*Task input*:
┄┄┄┄┄┄┄┄┄┄┄┄┄┄┄┄┄┄┄┄

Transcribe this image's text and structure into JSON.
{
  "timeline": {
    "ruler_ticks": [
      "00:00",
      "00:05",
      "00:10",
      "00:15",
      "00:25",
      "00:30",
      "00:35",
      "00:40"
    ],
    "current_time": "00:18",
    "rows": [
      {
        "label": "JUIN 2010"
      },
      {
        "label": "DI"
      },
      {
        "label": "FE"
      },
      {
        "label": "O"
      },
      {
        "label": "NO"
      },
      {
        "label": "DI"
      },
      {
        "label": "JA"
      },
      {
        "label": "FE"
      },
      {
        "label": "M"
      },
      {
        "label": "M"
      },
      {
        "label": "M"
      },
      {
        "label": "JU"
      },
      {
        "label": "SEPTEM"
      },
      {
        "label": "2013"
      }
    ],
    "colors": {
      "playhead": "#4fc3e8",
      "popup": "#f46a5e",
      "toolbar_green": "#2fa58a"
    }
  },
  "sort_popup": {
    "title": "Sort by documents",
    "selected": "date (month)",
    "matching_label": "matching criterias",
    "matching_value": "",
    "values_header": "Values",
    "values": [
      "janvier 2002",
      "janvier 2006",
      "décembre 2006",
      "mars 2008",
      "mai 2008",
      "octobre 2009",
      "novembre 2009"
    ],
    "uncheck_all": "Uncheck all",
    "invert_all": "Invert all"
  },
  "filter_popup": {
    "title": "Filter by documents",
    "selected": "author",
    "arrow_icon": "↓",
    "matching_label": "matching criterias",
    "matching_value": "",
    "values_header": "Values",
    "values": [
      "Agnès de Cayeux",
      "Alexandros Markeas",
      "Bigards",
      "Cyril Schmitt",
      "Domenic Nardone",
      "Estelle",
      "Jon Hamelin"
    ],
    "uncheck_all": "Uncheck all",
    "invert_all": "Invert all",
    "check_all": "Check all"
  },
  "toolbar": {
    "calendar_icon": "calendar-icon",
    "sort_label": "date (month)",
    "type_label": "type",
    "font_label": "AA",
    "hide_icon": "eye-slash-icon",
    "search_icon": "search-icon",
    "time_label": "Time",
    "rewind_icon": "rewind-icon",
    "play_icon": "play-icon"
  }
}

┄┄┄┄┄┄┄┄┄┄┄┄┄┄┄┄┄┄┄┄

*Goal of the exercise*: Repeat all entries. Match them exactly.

*Answer box*:
Transcribe this image's text and structure into JSON.
{
  "timeline": {
    "ruler_ticks": [
      "00:00",
      "00:05",
      "00:10",
      "00:15",
      "00:25",
      "00:30",
      "00:35",
      "00:40"
    ],
    "current_time": "00:18",
    "rows": [
      {
        "label": "JUIN 2010"
      },
      {
        "label": "DI"
      },
      {
        "label": "FE"
      },
      {
        "label": "O"
      },
      {
        "label": "NO"
      },
      {
        "label": "DI"
      },
      {
        "label": "JA"
      },
      {
        "label": "FE"
      },
      {
        "label": "M"
      },
      {
        "label": "M"
      },
      {
        "label": "M"
      },
      {
        "label": "JU"
      },
      {
        "label": "SEPTEM"
      },
      {
        "label": "2013"
      }
    ],
    "colors": {
      "playhead": "#4fc3e8",
      "popup": "#f46a5e",
      "toolbar_green": "#2fa58a"
    }
  },
  "sort_popup": {
    "title": "Sort by documents",
    "selected": "date (month)",
    "matching_label": "matching criterias",
    "matching_value": "",
    "values_header": "Values",
    "values": [
      "janvier 2002",
      "janvier 2006",
      "décembre 2006",
      "mars 2008",
      "mai 2008",
      "octobre 2009",
      "novembre 2009"
    ],
    "uncheck_all": "Uncheck all",
    "invert_all": "Invert all"
  },
  "filter_popup": {
    "title": "Filter by documents",
    "selected": "author",
    "arrow_icon": "↓",
    "matching_label": "matching criterias",
    "matching_value": "",
    "values_header": "Values",
    "values": [
      "Agnès de Cayeux",
      "Alexandros Markeas",
      "Bigards",
      "Cyril Schmitt",
      "Domenic Nardone",
      "Estelle",
      "Jon Hamelin"
    ],
    "uncheck_all": "Uncheck all",
    "invert_all": "Invert all",
    "check_all": "Check all"
  },
  "toolbar": {
    "calendar_icon": "calendar-icon",
    "sort_label": "date (month)",
    "type_label": "type",
    "font_label": "AA",
    "hide_icon": "eye-slash-icon",
    "search_icon": "search-icon",
    "time_label": "Time",
    "rewind_icon": "rewind-icon",
    "play_icon": "play-icon"
  }
}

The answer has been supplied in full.